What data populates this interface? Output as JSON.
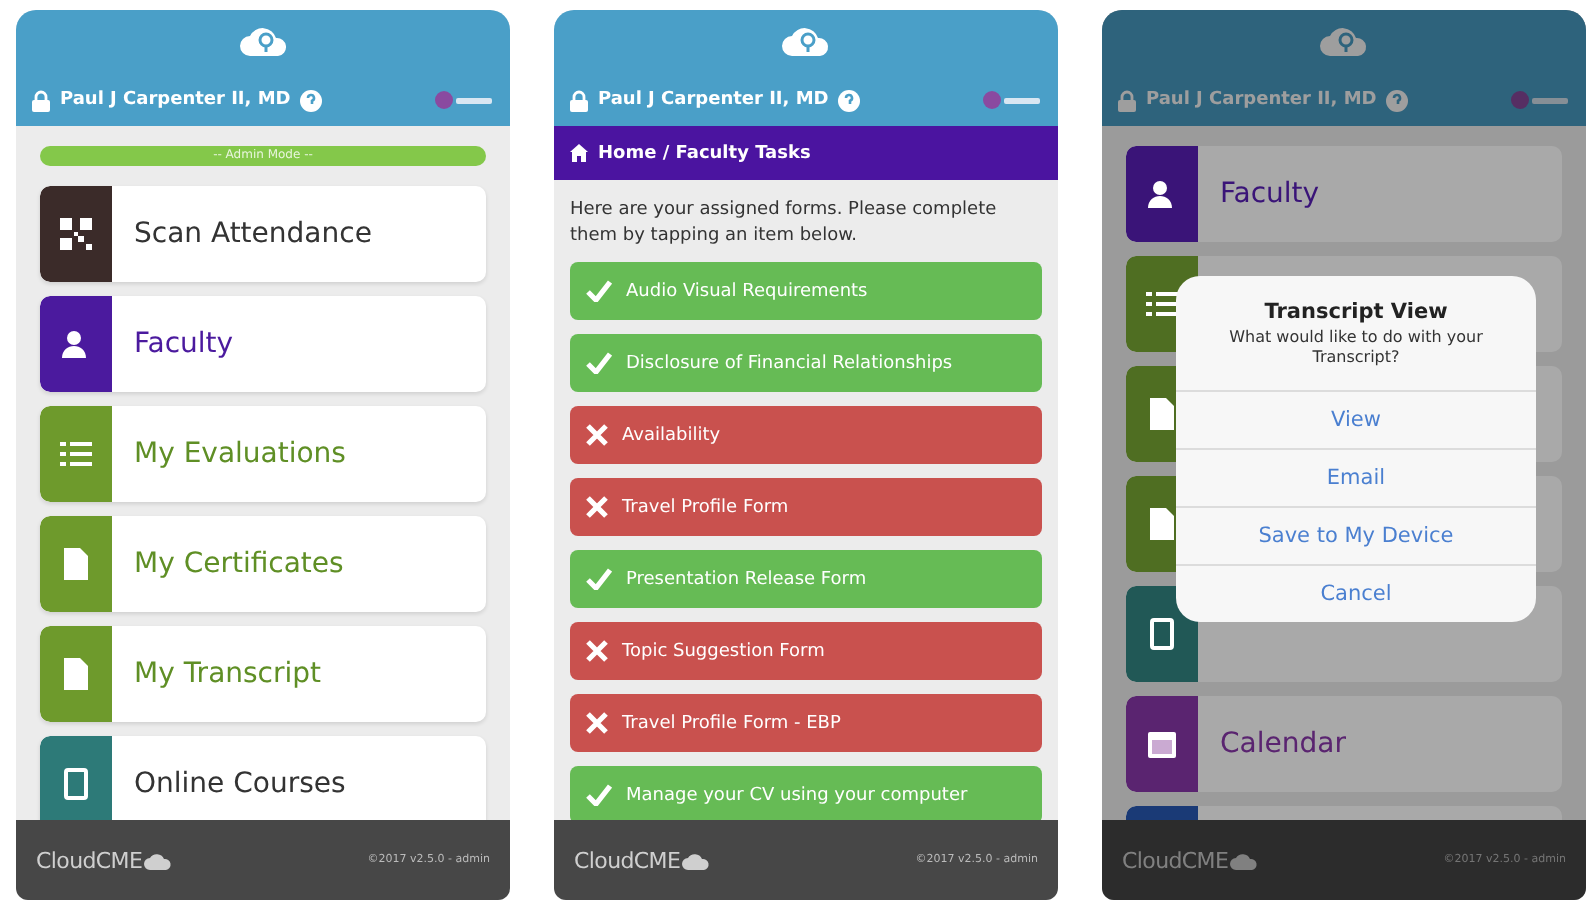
{
  "screens": [
    {
      "kind": "menu",
      "user": "Paul J Carpenter II, MD",
      "banner": "-- Admin Mode --",
      "items": [
        {
          "label": "Scan Attendance",
          "color": "#3b2b29"
        },
        {
          "label": "Faculty",
          "color": "#4b1a9e"
        },
        {
          "label": "My Evaluations",
          "color": "#6e9a2c"
        },
        {
          "label": "My Certificates",
          "color": "#6e9a2c"
        },
        {
          "label": "My Transcript",
          "color": "#6e9a2c"
        },
        {
          "label": "Online Courses",
          "color": "#2d7a78"
        }
      ],
      "footer": {
        "brand": "CloudCME",
        "version": "©2017 v2.5.0 - admin"
      }
    },
    {
      "kind": "forms",
      "user": "Paul J Carpenter II, MD",
      "breadcrumb": "Home / Faculty Tasks",
      "intro": "Here are your assigned forms. Please complete them by tapping an item below.",
      "forms": [
        {
          "label": "Audio Visual Requirements",
          "complete": true
        },
        {
          "label": "Disclosure of Financial Relationships",
          "complete": true
        },
        {
          "label": "Availability",
          "complete": false
        },
        {
          "label": "Travel Profile Form",
          "complete": false
        },
        {
          "label": "Presentation Release Form",
          "complete": true
        },
        {
          "label": "Topic Suggestion Form",
          "complete": false
        },
        {
          "label": "Travel Profile Form - EBP",
          "complete": false
        },
        {
          "label": "Manage your CV using your computer",
          "complete": true
        }
      ],
      "footer": {
        "brand": "CloudCME",
        "version": "©2017 v2.5.0 - admin"
      }
    },
    {
      "kind": "menu",
      "user": "Paul J Carpenter II, MD",
      "items": [
        {
          "label": "Faculty",
          "color": "#3a1478"
        },
        {
          "color": "#4f6e22"
        },
        {
          "color": "#4f6e22"
        },
        {
          "color": "#4f6e22"
        },
        {
          "color": "#215856"
        },
        {
          "label": "Calendar",
          "color": "#5a2470"
        },
        {
          "color": "#1a3a76"
        }
      ],
      "dialog": {
        "title": "Transcript View",
        "message": "What would like to do with your Transcript?",
        "actions": [
          "View",
          "Email",
          "Save to My Device",
          "Cancel"
        ]
      },
      "footer": {
        "brand": "CloudCME",
        "version": "©2017 v2.5.0 - admin"
      }
    }
  ]
}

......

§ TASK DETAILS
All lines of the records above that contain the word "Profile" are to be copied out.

§ YOUR SOLUTION
          "label": "Travel Profile Form",
          "label": "Travel Profile Form - EBP",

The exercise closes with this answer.